Task prompt :: Each line that contains the word "PMOS" is to be copied from the records below.

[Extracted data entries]
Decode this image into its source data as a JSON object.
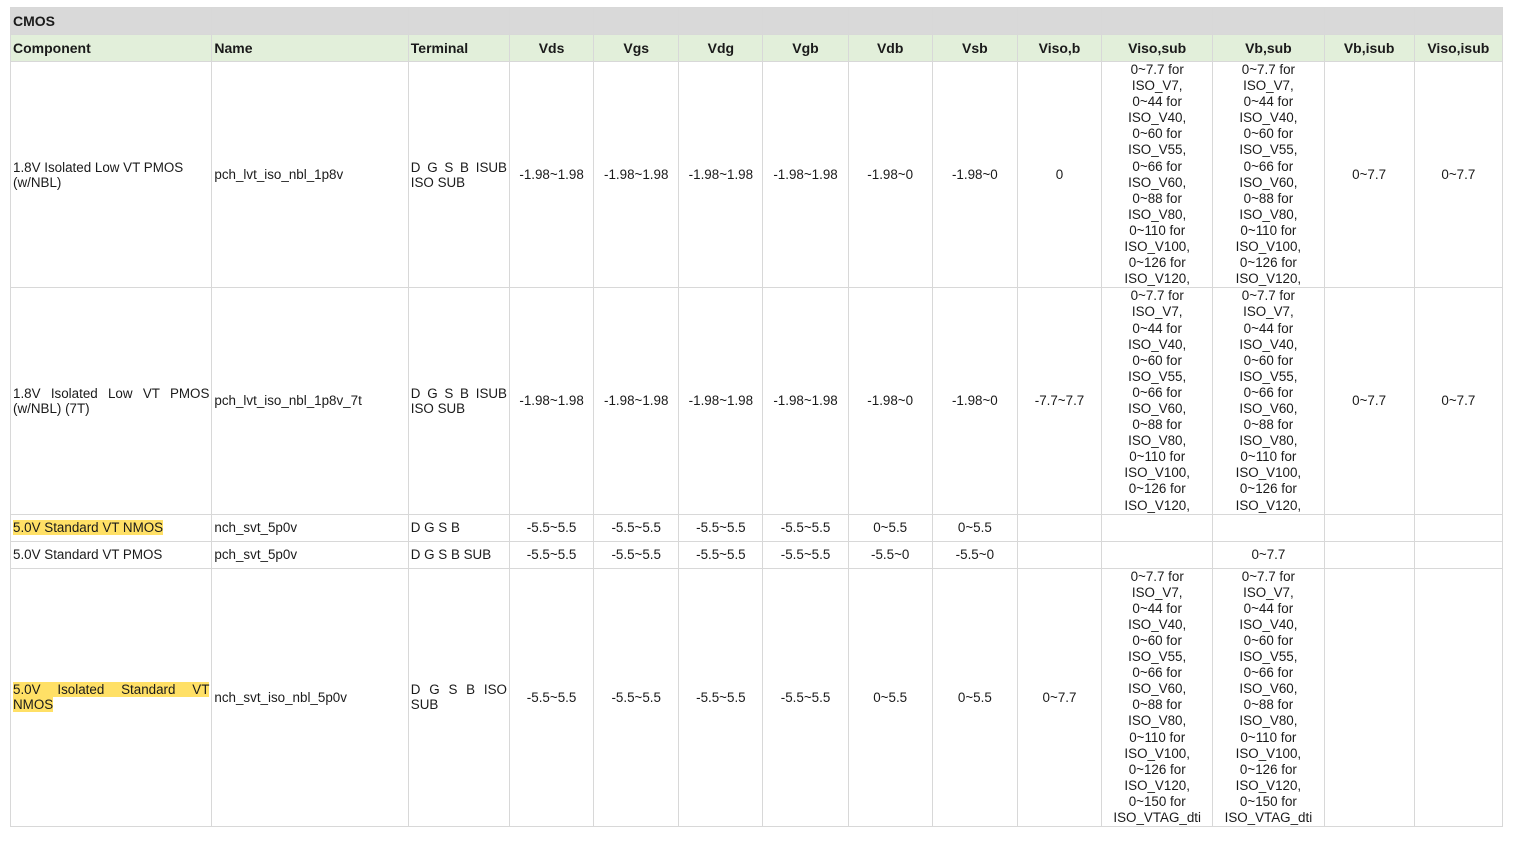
{
  "title": "CMOS",
  "columns": [
    "Component",
    "Name",
    "Terminal",
    "Vds",
    "Vgs",
    "Vdg",
    "Vgb",
    "Vdb",
    "Vsb",
    "Viso,b",
    "Viso,sub",
    "Vb,sub",
    "Vb,isub",
    "Viso,isub"
  ],
  "iso_text_8": "0~7.7 for\nISO_V7,\n0~44 for\nISO_V40,\n0~60 for\nISO_V55,\n0~66 for\nISO_V60,\n0~88 for\nISO_V80,\n0~110 for\nISO_V100,\n0~126 for\nISO_V120,",
  "iso_text_9": "0~7.7 for\nISO_V7,\n0~44 for\nISO_V40,\n0~60 for\nISO_V55,\n0~66 for\nISO_V60,\n0~88 for\nISO_V80,\n0~110 for\nISO_V100,\n0~126 for\nISO_V120,\n0~150 for\nISO_VTAG_dti",
  "rows": [
    {
      "component": "1.8V Isolated Low VT PMOS (w/NBL)",
      "name": "pch_lvt_iso_nbl_1p8v",
      "terminal": "D G S B ISUB ISO SUB",
      "vds": "-1.98~1.98",
      "vgs": "-1.98~1.98",
      "vdg": "-1.98~1.98",
      "vgb": "-1.98~1.98",
      "vdb": "-1.98~0",
      "vsb": "-1.98~0",
      "viso_b": "0",
      "vb_isub": "0~7.7",
      "viso_isub": "0~7.7"
    },
    {
      "component": "1.8V Isolated Low VT PMOS (w/NBL) (7T)",
      "name": "pch_lvt_iso_nbl_1p8v_7t",
      "terminal": "D G S B ISUB ISO SUB",
      "vds": "-1.98~1.98",
      "vgs": "-1.98~1.98",
      "vdg": "-1.98~1.98",
      "vgb": "-1.98~1.98",
      "vdb": "-1.98~0",
      "vsb": "-1.98~0",
      "viso_b": "-7.7~7.7",
      "vb_isub": "0~7.7",
      "viso_isub": "0~7.7"
    },
    {
      "component": "5.0V Standard VT NMOS",
      "name": "nch_svt_5p0v",
      "terminal": "D G S B",
      "vds": "-5.5~5.5",
      "vgs": "-5.5~5.5",
      "vdg": "-5.5~5.5",
      "vgb": "-5.5~5.5",
      "vdb": "0~5.5",
      "vsb": "0~5.5",
      "viso_b": "",
      "viso_sub": "",
      "vb_sub": "",
      "vb_isub": "",
      "viso_isub": "",
      "highlight": true
    },
    {
      "component": "5.0V Standard VT PMOS",
      "name": "pch_svt_5p0v",
      "terminal": "D G S B SUB",
      "vds": "-5.5~5.5",
      "vgs": "-5.5~5.5",
      "vdg": "-5.5~5.5",
      "vgb": "-5.5~5.5",
      "vdb": "-5.5~0",
      "vsb": "-5.5~0",
      "viso_b": "",
      "viso_sub": "",
      "vb_sub": "0~7.7",
      "vb_isub": "",
      "viso_isub": ""
    },
    {
      "component": "5.0V Isolated Standard VT NMOS",
      "name": "nch_svt_iso_nbl_5p0v",
      "terminal": "D G S B ISO SUB",
      "vds": "-5.5~5.5",
      "vgs": "-5.5~5.5",
      "vdg": "-5.5~5.5",
      "vgb": "-5.5~5.5",
      "vdb": "0~5.5",
      "vsb": "0~5.5",
      "viso_b": "0~7.7",
      "vb_isub": "",
      "viso_isub": "",
      "highlight": true
    }
  ]
}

Result for this exercise ::
      "component": "1.8V Isolated Low VT PMOS (w/NBL)",
      "component": "1.8V Isolated Low VT PMOS (w/NBL) (7T)",
      "component": "5.0V Standard VT PMOS",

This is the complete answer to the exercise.